“What I see when I look at the Children’s Study Home now is about a dozen different kinds of programs that we’re running that tackle issues facing children and families in a variety of different directions,” he went on. “And I think that’s the right way to be thinking; as we think of children, we don’t want to be thinking of them in isolation — we have to be thinking of them as being parts of families, parts of communities, parts of systems, and addressing all those aspects of children’s experiences.”
As an example, Pappas and Morse both cited the Family Wellness Center in Holyoke. It was established to address the surging need for outpatient mental-health services, a need that was there before COVID but made even more apparent by the pandemic, which strained families and individuals in many different ways.
“This is a walk-in clinic that anyone can use,” Pappas explained, adding that it was a timely and much-needed addition to the portfolio, and part of an overall operating philosophy he described in this simple yet poignant way: “leave people in a better place than when they came to the organization.”

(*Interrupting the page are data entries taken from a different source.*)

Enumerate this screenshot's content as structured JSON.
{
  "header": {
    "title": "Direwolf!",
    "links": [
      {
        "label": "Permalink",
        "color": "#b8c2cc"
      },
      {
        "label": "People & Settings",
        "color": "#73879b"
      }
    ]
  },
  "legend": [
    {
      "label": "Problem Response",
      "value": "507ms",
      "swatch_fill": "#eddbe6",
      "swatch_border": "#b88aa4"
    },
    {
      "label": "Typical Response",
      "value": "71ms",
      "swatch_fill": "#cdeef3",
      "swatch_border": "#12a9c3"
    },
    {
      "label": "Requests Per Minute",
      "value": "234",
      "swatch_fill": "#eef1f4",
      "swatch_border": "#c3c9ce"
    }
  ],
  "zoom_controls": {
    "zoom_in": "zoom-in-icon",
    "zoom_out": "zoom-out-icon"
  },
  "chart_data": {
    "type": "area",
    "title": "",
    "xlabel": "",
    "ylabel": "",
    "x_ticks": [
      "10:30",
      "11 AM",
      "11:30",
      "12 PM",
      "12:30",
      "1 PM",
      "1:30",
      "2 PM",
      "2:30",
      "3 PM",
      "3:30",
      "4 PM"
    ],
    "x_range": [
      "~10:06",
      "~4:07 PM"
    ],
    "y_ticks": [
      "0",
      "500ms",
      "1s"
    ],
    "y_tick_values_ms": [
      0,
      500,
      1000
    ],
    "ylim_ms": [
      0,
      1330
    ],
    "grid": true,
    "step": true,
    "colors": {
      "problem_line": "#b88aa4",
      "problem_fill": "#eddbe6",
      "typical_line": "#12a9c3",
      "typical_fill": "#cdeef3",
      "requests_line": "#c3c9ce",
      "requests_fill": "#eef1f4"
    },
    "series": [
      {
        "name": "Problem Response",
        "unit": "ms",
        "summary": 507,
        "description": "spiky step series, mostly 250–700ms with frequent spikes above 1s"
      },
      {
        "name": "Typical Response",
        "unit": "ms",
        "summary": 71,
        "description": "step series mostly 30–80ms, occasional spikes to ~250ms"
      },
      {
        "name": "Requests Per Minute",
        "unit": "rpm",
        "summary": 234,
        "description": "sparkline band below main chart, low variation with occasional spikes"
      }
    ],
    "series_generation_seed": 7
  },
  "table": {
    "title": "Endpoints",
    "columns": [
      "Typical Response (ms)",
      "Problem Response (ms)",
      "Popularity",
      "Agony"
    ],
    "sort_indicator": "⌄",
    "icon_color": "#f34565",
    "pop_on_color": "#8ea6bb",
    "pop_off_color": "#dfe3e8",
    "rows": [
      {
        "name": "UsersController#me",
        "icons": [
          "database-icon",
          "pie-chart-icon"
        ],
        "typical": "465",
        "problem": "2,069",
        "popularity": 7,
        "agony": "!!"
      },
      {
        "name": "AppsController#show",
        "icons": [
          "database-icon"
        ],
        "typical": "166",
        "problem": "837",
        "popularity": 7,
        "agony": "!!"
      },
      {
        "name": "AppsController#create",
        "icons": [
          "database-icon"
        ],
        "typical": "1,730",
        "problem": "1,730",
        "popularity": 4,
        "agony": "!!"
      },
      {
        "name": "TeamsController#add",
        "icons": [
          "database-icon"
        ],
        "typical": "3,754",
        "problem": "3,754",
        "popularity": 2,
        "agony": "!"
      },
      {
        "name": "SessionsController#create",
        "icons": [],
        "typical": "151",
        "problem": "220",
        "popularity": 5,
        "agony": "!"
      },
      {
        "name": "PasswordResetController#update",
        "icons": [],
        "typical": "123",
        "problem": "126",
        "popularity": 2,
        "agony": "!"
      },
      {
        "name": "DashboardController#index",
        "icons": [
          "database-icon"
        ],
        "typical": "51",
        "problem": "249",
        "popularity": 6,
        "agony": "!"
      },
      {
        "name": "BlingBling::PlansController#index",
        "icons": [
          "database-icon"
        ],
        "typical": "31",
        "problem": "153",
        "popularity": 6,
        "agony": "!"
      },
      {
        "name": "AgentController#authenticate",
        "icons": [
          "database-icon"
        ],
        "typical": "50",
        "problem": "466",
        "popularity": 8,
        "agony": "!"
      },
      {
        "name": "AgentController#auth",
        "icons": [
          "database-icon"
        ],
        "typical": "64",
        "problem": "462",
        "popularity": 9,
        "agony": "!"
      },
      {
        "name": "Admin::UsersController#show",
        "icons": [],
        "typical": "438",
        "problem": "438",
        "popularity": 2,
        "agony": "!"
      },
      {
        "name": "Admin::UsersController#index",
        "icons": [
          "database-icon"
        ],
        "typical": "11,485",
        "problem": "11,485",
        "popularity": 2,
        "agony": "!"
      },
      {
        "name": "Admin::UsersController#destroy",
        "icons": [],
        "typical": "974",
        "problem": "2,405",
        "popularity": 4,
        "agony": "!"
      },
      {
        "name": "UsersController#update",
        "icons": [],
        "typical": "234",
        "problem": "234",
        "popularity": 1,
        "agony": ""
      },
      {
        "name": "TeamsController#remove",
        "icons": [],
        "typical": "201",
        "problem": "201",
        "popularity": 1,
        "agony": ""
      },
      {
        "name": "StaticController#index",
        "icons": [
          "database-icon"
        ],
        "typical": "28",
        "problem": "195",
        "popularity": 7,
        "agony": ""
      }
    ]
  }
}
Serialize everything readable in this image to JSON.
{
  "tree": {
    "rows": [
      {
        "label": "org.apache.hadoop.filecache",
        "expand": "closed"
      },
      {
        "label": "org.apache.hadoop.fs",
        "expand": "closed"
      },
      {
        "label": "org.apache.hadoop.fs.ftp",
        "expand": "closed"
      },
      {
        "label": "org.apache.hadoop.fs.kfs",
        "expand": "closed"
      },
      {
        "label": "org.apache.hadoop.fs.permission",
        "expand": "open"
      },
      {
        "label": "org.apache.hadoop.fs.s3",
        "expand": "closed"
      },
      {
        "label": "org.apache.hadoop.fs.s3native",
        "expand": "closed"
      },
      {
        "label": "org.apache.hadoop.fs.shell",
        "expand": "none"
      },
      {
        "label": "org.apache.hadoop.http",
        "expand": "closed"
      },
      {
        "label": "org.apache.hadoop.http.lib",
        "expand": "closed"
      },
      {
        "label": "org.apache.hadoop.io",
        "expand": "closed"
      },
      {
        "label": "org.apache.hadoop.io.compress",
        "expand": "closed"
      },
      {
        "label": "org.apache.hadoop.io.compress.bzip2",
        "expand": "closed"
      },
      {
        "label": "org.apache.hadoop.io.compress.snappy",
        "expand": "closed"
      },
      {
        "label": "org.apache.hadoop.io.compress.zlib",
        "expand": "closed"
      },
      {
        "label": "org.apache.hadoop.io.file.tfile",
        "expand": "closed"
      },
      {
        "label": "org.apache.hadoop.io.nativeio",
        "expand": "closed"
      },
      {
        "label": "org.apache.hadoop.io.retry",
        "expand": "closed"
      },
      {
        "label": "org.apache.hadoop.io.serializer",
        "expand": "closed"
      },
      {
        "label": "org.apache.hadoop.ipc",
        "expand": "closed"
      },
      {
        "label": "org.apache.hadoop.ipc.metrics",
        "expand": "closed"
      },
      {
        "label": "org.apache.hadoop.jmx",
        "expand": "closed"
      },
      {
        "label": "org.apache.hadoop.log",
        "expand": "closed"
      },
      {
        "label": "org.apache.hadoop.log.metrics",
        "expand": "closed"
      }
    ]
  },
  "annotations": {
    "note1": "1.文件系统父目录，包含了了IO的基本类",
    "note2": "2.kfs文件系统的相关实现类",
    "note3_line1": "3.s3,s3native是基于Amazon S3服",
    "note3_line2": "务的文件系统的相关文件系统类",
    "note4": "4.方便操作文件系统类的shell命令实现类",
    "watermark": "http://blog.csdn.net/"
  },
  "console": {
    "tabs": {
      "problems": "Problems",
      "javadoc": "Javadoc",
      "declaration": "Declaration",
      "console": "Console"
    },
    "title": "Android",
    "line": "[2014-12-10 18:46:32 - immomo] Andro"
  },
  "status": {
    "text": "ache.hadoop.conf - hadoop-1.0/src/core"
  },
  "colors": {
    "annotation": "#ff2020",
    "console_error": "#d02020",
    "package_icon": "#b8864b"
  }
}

Elaborating, he said this process of leaving people in a better place is never easy. Results come over time, and the road to progress is rarely smooth. The goal is to get them there.
“We’ve always been dynamic when it comes to looking to the future and where we can expand, strategically, not just for the sake of doing so,” he noted. “We know what we do best, and it’s really trauma-informed care. If we can be on the cutting edge of trauma-informed care, that’s where we want to be, with initiatives like the mental-health clinic.
“We don’t want people to be with the Children’s Study Home forever,” he went on. “But we want them to be at the Children’s Study Home for as long as they need to feel like they’re on solid ground again.”
Name of the Game
It was Shakespeare’s Juliet who famously asked the question, “what’s in a name?” and then followed it up with … “a rose by any other name would smell as sweet.”
Perhaps, but when it comes to nonprofits and their need to effectively convey who they are and what they do for a broad range of constituencies, a name carries plenty of weight.
And it is with that perspective that that the need to rebrand the Children’s Study Home was identified during a seven-month strategic planning process involving representatives of the board and the staff.
“Certainly, the agency’s work is known and appreciated by our referral and funding sources, our donors, board members, and sponsors,” Pappas said. “But we recognized there was work to be done to make sure our story and our brand reflects who we are today.”
Elaborating, he said none of the three words in the name — ‘children,’ ‘study,’ and ‘home’ — really work anymore, at least when it comes to shedding light on the agency’ broad mission.
Yes, they work to some extent, he said, noting, for example, that there is still a heavy focus on serving children, but something new and different was needed to get the message across.
“The goal isn’t to erase history, but to build upon it,” he went on. “I think we need to be dynamic; the name Children’s Study Home … while it has history and it had great intentions years and years ago, today it seems quite antiquated.”
By whatever name the agency is called, it will carry on as it has for the past 157 years, said Pappas, adding that there has always been a simple philosophy guiding it: “there’s no such thing as a bad kid — just kids who are brought up in tough circumstances.”
This organization now known as Helix Human Services exists to help change the equation so they are no longer in those circumstances, he went on, and it has been able to do that for several generations of young people.
And this clearly explains why this agency belongs in the category of Difference Makers.